- WORK TASK -
Give the records again in full, exactly as they appear, but without the pictures.

- INFORMATION -
● ● ● ● ● ● ●

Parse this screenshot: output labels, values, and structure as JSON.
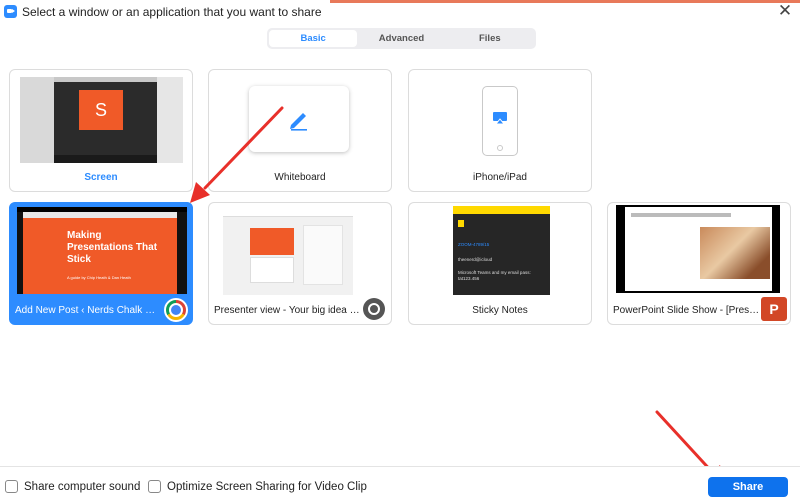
{
  "window": {
    "title": "Select a window or an application that you want to share",
    "close_glyph": "✕",
    "brand_color": "#2d8cff"
  },
  "tabs": [
    {
      "label": "Basic",
      "active": true
    },
    {
      "label": "Advanced",
      "active": false
    },
    {
      "label": "Files",
      "active": false
    }
  ],
  "tiles": [
    {
      "label": "Screen",
      "thumb_text": "S"
    },
    {
      "label": "Whiteboard"
    },
    {
      "label": "iPhone/iPad"
    },
    {
      "label": "Add New Post ‹ Nerds Chalk — ...",
      "selected": true,
      "app_icon": "chrome-icon",
      "slide_title": "Making Presentations That Stick",
      "slide_sub": "A guide by Chip Heath & Dan Heath"
    },
    {
      "label": "Presenter view - Your big idea - G...",
      "app_icon": "globe-icon"
    },
    {
      "label": "Sticky Notes",
      "note_lines": [
        "ZOOM-4789/15",
        "theenerd@icloud",
        "Microsoft Teams and my email pass: tat123.456"
      ]
    },
    {
      "label": "PowerPoint Slide Show - [Present...",
      "app_icon": "powerpoint-icon",
      "app_icon_text": "P"
    }
  ],
  "footer": {
    "share_sound_label": "Share computer sound",
    "optimize_label": "Optimize Screen Sharing for Video Clip",
    "share_button": "Share"
  },
  "colors": {
    "accent": "#2d8cff",
    "share_button": "#0e72ed",
    "annotation_arrow": "#e8302a"
  }
}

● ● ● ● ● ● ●

- ANSWER BOX -
Parse this screenshot: output labels, values, and structure as JSON.
{
  "window": {
    "title": "Select a window or an application that you want to share",
    "close_glyph": "✕",
    "brand_color": "#2d8cff"
  },
  "tabs": [
    {
      "label": "Basic",
      "active": true
    },
    {
      "label": "Advanced",
      "active": false
    },
    {
      "label": "Files",
      "active": false
    }
  ],
  "tiles": [
    {
      "label": "Screen",
      "thumb_text": "S"
    },
    {
      "label": "Whiteboard"
    },
    {
      "label": "iPhone/iPad"
    },
    {
      "label": "Add New Post ‹ Nerds Chalk — ...",
      "selected": true,
      "app_icon": "chrome-icon",
      "slide_title": "Making Presentations That Stick",
      "slide_sub": "A guide by Chip Heath & Dan Heath"
    },
    {
      "label": "Presenter view - Your big idea - G...",
      "app_icon": "globe-icon"
    },
    {
      "label": "Sticky Notes",
      "note_lines": [
        "ZOOM-4789/15",
        "theenerd@icloud",
        "Microsoft Teams and my email pass: tat123.456"
      ]
    },
    {
      "label": "PowerPoint Slide Show - [Present...",
      "app_icon": "powerpoint-icon",
      "app_icon_text": "P"
    }
  ],
  "footer": {
    "share_sound_label": "Share computer sound",
    "optimize_label": "Optimize Screen Sharing for Video Clip",
    "share_button": "Share"
  },
  "colors": {
    "accent": "#2d8cff",
    "share_button": "#0e72ed",
    "annotation_arrow": "#e8302a"
  }
}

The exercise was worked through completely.